Dissecting the Anatomy of an Online Fake News Post

Elections are coming, and misinformation begins to abound. From false social media posts to misinformation-filled Youtube videos, we know that the rise of fake news is an inevitable fact. Suppose you saw this post online:

“PRESIDENT RODRIGO DUTERTE IS DEAD.”

The problem with the human mind is that no matter how logical and unbiased it thinks it is, it is easily overwhelmed with the element of surprise and emotion. Orchestrated fake news sites take advantage of those emotions, easily outwitting anyone who chooses to be fooled. But is someone really too gullible to believe that the country’s foremost leader has already passed away?

Fake news isn’t as simple as this. They aren’t always striking headlines about the death of a political figure; but all of them employ various techniques to cause mischief. By learning about these ‘techniques’, you can intervene before the false information spreads like wildfire through social media platforms.

Senator BONG GO posted 3 hours ago: PRESIDENT RODRIGO DUTERTE IS DEAD.

Here’s a quite striking headline. Would you gasp on your seat, tell the news to a roommate, and hit the share button? No? Good. One method used by many fake news sites is to personify a reliable and compelling source to spread falsified details that may damage the credibility of institutions and personalities.

Believing false facts is already a form of media illiteracy, defined as the incapability to critically evaluate media to discern whether a piece of information given online is true or false. So, how do we stop being fooled by this scheme? If this was found in a  Facebook news feed, then one can simply check if there’s a blue check badge beside the author of the post. Otherwise, the ‘source’ isn’t as dependable as it claims to be. But what if it didn’t come from a Facebook post, and instead popped up from a web page or browser? What should you do? Analyze the whole article itself: Are grammatical errors scattered across the paragraphs? Does it flesh out numerical figures and comprehensive facts?

PRESIDENT RODRIGO DUTERTE dies after inhaling CARCINOGENIC LEUKOCYTE in Sorsogon Clean-up.

How about this one? It makes mention of supporting details and is even equipped with a scientific term. So will you shriek in front of your desktop and right click the ‘forward’ button to send the urgent message to three thousand of your friends? No? How about the ‘leukocyte’ expression there? Aren’t you convinced? If not: good, you shouldn’t be. Leukocyte is the technical term for a white blood cell; it is not some chemical agent. This second method  is also crucial in fake news sites. They look up scientific and technical jargon, even though they don’t fully know (or even care to know) the relationship between these terms. With a simple search engine, and some common sense, you could easily distinguish which article is the real deal and which is a fraud.

17 FRIENDS SHARED BONG GO’s post: PRESIDENT RODRIGO DUTERTE dies after inhaling CARCINOGENIC ANTIGEN in Sorsogon Clean-up.

Would the thought of posting this seemingly trustworthy information on your timeline ever come to your mind?

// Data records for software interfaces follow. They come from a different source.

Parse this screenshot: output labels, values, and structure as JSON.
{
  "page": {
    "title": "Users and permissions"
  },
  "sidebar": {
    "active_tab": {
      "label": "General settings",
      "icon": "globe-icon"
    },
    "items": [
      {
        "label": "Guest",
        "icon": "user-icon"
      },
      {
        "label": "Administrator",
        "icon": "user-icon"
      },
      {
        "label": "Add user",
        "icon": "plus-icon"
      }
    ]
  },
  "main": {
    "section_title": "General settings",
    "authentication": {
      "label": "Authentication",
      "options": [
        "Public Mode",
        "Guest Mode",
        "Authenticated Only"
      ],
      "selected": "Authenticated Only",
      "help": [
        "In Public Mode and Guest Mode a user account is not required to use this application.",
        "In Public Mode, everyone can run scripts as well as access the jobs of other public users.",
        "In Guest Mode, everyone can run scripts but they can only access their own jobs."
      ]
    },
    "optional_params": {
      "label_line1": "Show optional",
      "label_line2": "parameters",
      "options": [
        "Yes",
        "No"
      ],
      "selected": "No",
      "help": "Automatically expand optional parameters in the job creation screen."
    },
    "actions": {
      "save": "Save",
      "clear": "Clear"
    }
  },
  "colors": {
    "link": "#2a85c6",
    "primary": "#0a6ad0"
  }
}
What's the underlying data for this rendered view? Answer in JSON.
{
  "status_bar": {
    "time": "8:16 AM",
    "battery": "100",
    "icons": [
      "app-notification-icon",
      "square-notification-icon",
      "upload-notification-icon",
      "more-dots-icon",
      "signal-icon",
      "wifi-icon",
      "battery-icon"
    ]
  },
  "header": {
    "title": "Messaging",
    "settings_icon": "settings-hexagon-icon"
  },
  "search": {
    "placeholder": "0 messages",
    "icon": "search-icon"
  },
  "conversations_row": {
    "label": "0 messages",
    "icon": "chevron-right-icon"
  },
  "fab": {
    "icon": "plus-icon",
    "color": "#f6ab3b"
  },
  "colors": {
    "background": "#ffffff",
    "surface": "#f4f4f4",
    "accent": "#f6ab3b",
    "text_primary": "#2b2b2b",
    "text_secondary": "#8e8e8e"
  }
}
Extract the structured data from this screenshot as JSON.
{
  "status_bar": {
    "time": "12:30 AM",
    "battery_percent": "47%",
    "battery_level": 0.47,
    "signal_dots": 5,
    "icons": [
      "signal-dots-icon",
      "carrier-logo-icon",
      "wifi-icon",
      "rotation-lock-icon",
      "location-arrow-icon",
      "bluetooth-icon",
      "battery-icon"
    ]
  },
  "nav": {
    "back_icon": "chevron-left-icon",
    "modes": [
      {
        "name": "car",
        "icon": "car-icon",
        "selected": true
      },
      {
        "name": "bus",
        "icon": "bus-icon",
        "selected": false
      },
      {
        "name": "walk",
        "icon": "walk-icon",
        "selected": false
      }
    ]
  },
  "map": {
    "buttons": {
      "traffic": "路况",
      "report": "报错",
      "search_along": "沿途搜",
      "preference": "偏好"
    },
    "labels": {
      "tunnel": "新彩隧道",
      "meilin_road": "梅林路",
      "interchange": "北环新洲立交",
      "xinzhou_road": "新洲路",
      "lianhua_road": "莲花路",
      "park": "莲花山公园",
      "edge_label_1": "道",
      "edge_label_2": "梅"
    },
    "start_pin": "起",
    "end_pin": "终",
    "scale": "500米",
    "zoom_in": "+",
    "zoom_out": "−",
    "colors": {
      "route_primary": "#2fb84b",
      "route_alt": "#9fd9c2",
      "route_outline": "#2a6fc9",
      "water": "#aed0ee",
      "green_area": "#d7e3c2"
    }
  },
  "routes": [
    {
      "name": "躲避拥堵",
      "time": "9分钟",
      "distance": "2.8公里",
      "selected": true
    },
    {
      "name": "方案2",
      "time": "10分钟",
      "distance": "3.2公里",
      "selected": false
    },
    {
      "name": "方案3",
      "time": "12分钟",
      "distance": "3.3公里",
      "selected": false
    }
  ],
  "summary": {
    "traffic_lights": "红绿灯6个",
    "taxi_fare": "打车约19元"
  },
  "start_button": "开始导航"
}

How about sending it to a group chat or emailing it to relatives faraway? 17 netizens seem to have confidence in the post, as seen evidently above. So why won’t you be persuaded? One social theory orbiting this dilemma is a phenomenon known as the Bandwagon effect, in which we are more likely to believe what our friends say. Research says that fake news supported by those we know are more likely to garner bias from our usually irrational minds. So if we see that many have shared a certain post, chances are, we would be intrigued by it.

Now, the real challenge begins. To verify the accuracy of the data, check on reliable sites: Inquirer, Philippine Star, Rappler, GMA, ABS-CBN, Snopes, etc. Determine whether the presented ‘facts’ are as truthful as they seem to be.

Fake news and false information are  spreading like wildfire. In fact, they spread faster than the fires, yet they do thrice the damage. They destroy the public’s confidence towards a person or an organization; they crush established integrity. In this information age, it is important to be armed with precautionary measures against fake news so that one may avoid illiteracy amidst crisis.

Image Credit: Pixabay

Leave a Reply

Your email address will not be published.